How an AI App Can Translate a Photo into a Skin Cancer Diagnosis

by Tony Kontzer

Getting to a doctor is rarely easy. Those in remote locations can travel hundreds of miles, incurring lodging and transit costs along the way.

For patients with skin cancer — or with a suspicious skin lesion — GPU deep learning may be the key to replacing that time, effort and expense with something as simple as a picture taken with a smartphone.

That’s the scenario painted by a Stanford University collaboration between AI researchers and the school’s dermatology department. They created a deep learning algorithm that enables photos of skin lesions to be classified as benign or malignant with as much accuracy as can be achieved by a dermatologist.

“For a long time we’ve been excited by the notion of early-stage diagnostics and disease detection,” said Andre Esteva, an electrical engineering Ph.D. student in the university’s Artificial Intelligence Lab.

More than 5 million new cases of skin cancer are diagnosed every year in the U.S. alone. It’s especially prevalent in sunny rural areas, where many light-skinned people tend to live, Esteva says.

Thus far, the technology has been demonstrated on a desktop app, but it could easily be applied to a mobile one. The team’s work was supervised by Sebastian Thrun, an AI pioneer and adjunct professor at SAIL, and was the subject of a paper published in a recent issue of Nature.

Using GPUs to Train on 130,000 Images

Esteva said GPU technology was indispensable in getting the results they achieved. The team trained their models on a dozen NVIDIA TITAN X GPUs, while CUDA and cuDNN powered their deep learning algorithms.

“GPUs are orders of magnitude faster and more effective than CPUs for training these networks,” he said.

The team worked from a training dataset of about 130,000 skin disease images, spanning more than 2,000 disease categories. They relied on open-source medical repositories and a local hospital for images.

“There’s no huge dataset of skin cancer that we can just train our algorithms on, so we had to make our own,” said Brett Kuprel, co-lead author of the paper and a graduate student under Thrun. “We created a nice taxonomy out of data that was very messy — the labels alone were in several languages, including German, Arabic and Latin.”

More Mobile Diagnostics Coming

As groundbreaking as the effort has been, it may only be the tip of the iceberg for AI-powered health diagnostics. Esteva said he expects AI to steadily work its way into medical practices, pushed by the consumerization of healthcare, with great potential for mobile health diagnostics.

“We envision a future for healthcare where technology and AI provide universal access, and really extend the reach of providers outside of the clinic,” he said. “Mobile devices have enough compute power to not only run AI algorithms but to connect individuals to automated care and disease screening.”

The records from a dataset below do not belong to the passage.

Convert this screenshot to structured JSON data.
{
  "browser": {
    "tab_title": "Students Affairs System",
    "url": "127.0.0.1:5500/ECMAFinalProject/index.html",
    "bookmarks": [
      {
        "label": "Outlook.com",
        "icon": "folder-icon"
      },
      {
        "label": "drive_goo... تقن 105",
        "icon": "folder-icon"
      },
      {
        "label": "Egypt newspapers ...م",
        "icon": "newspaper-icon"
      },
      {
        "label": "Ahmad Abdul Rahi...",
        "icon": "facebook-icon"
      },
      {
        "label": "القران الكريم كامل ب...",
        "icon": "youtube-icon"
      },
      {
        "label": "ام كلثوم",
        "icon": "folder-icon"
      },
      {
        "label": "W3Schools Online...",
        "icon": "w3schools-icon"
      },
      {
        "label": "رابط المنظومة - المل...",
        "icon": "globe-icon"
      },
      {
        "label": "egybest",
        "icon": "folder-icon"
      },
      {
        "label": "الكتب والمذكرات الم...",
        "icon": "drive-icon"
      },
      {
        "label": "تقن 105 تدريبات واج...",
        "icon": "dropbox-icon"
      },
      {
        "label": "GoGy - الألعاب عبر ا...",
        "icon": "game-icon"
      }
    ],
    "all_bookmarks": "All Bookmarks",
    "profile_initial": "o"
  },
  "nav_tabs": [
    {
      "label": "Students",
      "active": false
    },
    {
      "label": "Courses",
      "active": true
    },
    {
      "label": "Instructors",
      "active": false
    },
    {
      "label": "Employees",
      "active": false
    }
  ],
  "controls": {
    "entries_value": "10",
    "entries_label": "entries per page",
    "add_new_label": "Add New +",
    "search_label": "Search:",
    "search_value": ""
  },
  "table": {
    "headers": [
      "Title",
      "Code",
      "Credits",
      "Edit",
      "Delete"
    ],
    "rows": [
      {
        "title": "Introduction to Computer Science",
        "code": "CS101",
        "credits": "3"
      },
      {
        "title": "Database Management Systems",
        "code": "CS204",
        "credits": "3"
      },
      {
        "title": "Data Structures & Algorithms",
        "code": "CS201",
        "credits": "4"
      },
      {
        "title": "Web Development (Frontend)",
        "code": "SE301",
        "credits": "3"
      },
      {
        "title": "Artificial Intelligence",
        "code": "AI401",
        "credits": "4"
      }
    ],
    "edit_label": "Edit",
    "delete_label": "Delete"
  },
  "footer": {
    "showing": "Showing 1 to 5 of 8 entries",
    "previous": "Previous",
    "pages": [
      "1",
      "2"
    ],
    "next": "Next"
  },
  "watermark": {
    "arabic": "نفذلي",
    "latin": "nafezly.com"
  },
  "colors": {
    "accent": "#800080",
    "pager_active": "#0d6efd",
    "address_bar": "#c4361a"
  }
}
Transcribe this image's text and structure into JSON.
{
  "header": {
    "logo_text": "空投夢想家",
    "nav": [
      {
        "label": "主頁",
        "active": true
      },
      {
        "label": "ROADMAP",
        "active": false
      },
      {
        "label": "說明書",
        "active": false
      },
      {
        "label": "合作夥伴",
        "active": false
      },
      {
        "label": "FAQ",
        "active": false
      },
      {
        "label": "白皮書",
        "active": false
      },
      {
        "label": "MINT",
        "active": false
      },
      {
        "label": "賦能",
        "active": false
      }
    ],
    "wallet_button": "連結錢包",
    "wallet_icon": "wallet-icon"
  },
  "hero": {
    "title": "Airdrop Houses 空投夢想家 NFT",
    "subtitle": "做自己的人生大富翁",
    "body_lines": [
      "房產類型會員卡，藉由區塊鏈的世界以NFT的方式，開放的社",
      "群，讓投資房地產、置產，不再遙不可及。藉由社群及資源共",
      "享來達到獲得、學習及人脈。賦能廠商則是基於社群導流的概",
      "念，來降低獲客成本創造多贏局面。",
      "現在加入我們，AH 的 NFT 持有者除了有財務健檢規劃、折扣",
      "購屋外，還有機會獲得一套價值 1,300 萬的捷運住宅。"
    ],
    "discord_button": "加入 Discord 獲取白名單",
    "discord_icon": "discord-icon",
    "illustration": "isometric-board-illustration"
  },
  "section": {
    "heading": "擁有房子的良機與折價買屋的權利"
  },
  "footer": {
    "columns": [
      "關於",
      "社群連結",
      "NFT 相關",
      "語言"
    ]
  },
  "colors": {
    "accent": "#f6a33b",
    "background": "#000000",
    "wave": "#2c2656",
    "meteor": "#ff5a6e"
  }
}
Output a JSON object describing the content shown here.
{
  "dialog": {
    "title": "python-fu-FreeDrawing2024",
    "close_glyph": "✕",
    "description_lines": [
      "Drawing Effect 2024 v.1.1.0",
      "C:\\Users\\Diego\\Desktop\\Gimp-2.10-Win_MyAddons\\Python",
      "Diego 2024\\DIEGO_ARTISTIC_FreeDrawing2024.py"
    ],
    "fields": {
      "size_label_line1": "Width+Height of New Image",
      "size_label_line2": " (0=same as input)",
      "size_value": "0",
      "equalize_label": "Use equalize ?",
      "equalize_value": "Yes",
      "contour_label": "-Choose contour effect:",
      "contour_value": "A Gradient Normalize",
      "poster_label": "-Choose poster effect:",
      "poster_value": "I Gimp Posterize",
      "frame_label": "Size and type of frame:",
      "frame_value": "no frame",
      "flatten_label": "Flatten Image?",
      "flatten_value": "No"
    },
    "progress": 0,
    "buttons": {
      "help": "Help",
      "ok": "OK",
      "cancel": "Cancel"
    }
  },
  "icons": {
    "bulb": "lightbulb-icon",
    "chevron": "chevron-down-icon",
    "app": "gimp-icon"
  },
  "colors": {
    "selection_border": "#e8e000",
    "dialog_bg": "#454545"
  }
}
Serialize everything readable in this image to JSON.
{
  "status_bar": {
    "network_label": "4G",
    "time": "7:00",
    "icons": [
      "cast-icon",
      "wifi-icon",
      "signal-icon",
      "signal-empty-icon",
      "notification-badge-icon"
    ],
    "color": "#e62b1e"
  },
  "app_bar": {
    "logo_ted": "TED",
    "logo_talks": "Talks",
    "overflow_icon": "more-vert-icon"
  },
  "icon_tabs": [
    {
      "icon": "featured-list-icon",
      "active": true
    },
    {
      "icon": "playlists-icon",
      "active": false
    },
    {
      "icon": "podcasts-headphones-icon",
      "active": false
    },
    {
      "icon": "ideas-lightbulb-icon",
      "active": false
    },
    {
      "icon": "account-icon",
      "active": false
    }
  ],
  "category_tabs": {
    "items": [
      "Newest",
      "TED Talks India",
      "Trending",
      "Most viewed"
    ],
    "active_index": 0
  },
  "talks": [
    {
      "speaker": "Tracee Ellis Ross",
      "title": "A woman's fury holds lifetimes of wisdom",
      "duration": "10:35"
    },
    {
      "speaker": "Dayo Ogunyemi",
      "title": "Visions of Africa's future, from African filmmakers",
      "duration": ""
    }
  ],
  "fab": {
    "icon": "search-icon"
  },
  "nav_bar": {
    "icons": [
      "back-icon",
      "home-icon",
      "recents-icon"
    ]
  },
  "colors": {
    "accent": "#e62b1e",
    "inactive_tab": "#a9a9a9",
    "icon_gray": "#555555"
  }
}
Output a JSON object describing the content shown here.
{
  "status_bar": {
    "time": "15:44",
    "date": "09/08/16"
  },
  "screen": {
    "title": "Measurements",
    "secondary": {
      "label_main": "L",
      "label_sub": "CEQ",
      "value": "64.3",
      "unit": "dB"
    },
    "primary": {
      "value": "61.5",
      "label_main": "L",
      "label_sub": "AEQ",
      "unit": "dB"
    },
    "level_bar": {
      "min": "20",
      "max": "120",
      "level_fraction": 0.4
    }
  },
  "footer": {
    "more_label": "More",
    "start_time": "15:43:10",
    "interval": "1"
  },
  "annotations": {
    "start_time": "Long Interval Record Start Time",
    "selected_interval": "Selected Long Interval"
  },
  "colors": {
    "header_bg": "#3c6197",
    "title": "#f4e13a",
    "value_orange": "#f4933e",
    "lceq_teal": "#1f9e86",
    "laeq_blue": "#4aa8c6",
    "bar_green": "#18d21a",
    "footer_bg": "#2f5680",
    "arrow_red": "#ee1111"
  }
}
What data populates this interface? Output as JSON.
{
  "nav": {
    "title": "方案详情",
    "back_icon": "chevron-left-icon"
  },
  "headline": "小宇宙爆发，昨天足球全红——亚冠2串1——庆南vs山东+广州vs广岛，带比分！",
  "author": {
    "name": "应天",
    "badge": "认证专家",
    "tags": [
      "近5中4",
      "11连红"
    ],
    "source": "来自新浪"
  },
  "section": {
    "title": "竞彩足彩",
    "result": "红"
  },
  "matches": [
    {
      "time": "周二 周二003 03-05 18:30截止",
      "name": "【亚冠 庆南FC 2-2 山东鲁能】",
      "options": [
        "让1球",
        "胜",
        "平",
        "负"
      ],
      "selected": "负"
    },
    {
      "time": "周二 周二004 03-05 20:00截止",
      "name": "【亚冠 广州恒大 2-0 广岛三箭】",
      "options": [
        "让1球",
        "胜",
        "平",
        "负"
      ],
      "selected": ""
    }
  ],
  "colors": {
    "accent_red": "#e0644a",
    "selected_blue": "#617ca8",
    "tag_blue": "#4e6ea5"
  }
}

As smartphones continue their march to ubiquity, he said, research teams will be able to tap that mobile compute power to use AI and image recognition to do everything from diagnosing cardiac and skin conditions to managing blood tests and psychiatric screenings.

In the meantime, the team intends to continue testing its solution in real-world clinical settings before attempting to establish the algorithm as the basis for a mobile application.